Invasive Species Compendium

Detailed coverage of invasive species threatening livelihoods and the environment worldwide

Abstract

Floristic compositions of Inner Mongolian grasslands under different land-use conditions.

Abstract

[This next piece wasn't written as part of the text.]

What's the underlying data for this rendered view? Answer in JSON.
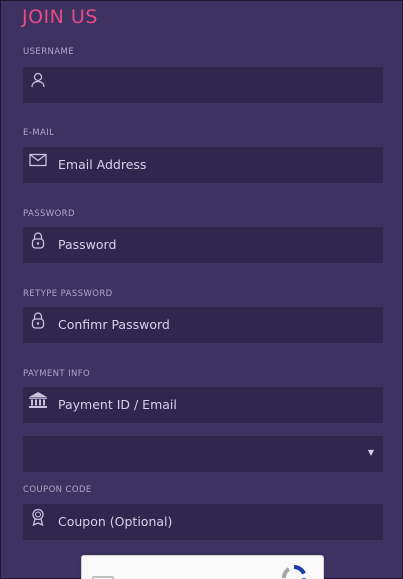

The severe degradation of grasslands caused by overgrazing and other diverse human operations has become widespread in Inner Mongolia, China. In this study, the vegetations of several grasslands under different land-use conditions were compared to examine the relationships between the vegetation and the disturbance of the grassland. Floristic and life-form compositions of the stands representing the six different sites were researched by the quadrat method: a non-grazed grassland (G1), a lightly grazed grassland (G2), a path (P), an abandoned field (AF) and two artificial meadows (M1 and M2). P, AF, M1 and M2 were located in a part of the grazed grassland. AF, M1 and M2 had been tilled when planted. The dominant species found in G1 and G2 were Potentilla fragarioides, Poa annua, and Cleistogenes squarrosa. Artemisia annua, Chenopodium album, Cannabis sativa f. ruderalis and Calystegia hederacea were found in P and AF, being scarce in the grassland areas. Amaranthus retroflexus, Kochia scoparia and Setaria viridis, which are cosmopolitan weeds, were dominant only in AF. Leymus chinensis, Agropyron cristatum, Potentilla bifurca, and Potentilla tanacetifolia were widely observed across all the surveyed sites. The land-use change from grassland to path caused a decrease of perennial species and an invasion of annual species by heavy trampling. A similar vegetational change occurred with the land-use change from grassland to abandoned field due to the destruction of original vegetation by tillage. Human disturbance such as tillage and trampling also resulted in a decrease in the species with the tufted- and branched-form and an increase in the species with the erect-form. Tillage could produce a more serious impact on the grassland vegetation as compared to grazing.